    • AGENDA OF EVENTS 6:00PM- Mingle & Review Architectural Masterpieces! 6:15 PM: Welcome & Opening Program Quincey Nixon– Welcome Nana Okeke– Semester Recap Sherrill Moore– Mistress of Ceremonies 6:25 PM: Student “Firm” Presentations and Guest Juror Comments 7:00 PM: Student “Firm” Presentation Wall  Speak one on one with student presenters! 7:15 PM: Presentation of Student Awards 7:30 PM: Reception WOW! GUEST JURORS Daniel Maloney , Liffey Vans & Site Owner Mark Leininger, Skidmore Owings Merrill Architects Meghan McDermott, Robert A.M. Stern Architects Mayine Yu , Davis Brody Bond Aedas Architects Beatrix Oetting, Davis Brody Bond Aedas Architects Cindé Boutwell, Skidmore Owings Merrill Architects Charles Yu, Robert A.M. Stern Architects, Rashid Saxton , New York Tech University & Skidmore Owings Merrill Architects Rosalind Tsang, Robert A.M. Stern Architects At Citizen Schools, we believe that all middle school students have the potential to discover a love of learning that will inspire and prepare them to succeed in high school, college, the workforce, and civic life. However, without enough time in the school day, enough relevant learning activities, and enough involved adults, too many kids are dropping out. That’s why, this semester, over 100 “Citizen Teacher” volunteers from across New York City broke down classroom walls and opened student minds to the real world by teaching apprenticeships. Engineers, architects, advertisers and other volunteers led middle school students in producing energy-efficient structures, creating persuasive ads, writing blogs, designing model buildings and engaging in other real-world projects that bring learning to life! We are thrilled that you have joined us for this “WOW!” – which we hope will be your reaction to the students’ incredible work on display this evening. Citizen Schools is a 501c3 non-profit organization.
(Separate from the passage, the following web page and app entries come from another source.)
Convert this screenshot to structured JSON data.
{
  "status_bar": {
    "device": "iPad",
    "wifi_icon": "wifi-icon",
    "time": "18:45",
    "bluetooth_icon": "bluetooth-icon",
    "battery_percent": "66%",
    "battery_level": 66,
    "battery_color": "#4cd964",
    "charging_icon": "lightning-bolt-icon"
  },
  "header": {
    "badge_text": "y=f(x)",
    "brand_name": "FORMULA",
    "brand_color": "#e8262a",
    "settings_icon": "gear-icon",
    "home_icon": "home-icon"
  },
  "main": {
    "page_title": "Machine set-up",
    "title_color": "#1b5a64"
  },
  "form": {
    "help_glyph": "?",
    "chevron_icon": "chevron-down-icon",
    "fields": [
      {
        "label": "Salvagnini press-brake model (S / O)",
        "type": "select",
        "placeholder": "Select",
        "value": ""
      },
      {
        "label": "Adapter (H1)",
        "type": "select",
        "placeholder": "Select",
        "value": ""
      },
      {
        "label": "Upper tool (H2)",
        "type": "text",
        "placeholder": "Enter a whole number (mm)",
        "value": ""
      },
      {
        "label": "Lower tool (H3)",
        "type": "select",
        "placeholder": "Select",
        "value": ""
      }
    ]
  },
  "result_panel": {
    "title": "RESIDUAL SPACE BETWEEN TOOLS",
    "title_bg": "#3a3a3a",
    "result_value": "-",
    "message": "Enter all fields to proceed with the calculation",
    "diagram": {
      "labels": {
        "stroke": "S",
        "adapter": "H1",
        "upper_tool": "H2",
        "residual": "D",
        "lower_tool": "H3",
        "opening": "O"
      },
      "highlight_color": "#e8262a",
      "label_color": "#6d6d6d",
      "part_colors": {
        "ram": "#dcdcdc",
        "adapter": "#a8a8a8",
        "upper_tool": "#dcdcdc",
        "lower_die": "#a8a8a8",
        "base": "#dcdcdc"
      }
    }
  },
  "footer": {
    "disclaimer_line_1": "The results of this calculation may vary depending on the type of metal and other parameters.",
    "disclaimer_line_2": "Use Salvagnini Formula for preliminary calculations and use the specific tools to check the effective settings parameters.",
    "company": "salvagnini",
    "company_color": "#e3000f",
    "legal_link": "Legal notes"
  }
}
A r c h i t e c t u r e & Y o u r I m a g i n a t i o n Global Technology Preparatory In the Architecture and Your Imagination apprenticeship, students combined their individual visions to form design “firms.” Assigned with the task of designing a Student Activity Center for a vacant lot in their neighborhood in East Harlem, they investigated the site and its surroundings. After taking measurements and developing a program based on the assumed goals for their projects, the firms proceeded to create floor plans, image boards and elevations, and build massing models. Using the design tools that they had just learned this term, they not only evaluated their designs to see how effectively they carried out their goals, but also calculated potential costs. At the WOW!, each firm will present their architectural projects to a panel of architects and representatives from the local community! Volunteer Citizen Teachers: Sherrill Moore; (Architect), Quincey Nixon (Architect) , and Nnadozie Okeke (Architect ) Student Apprentices: Jason Pietre, Timberlee Paga, Oumou Diakte, Aamira Cagle, Stephon Allen, Andrew Rivera, Josniel Martinez, Jeziel Sewer, Yarixa Castillo, Thomas Hedgebeth, John Jiminez and Destinee Gonzalez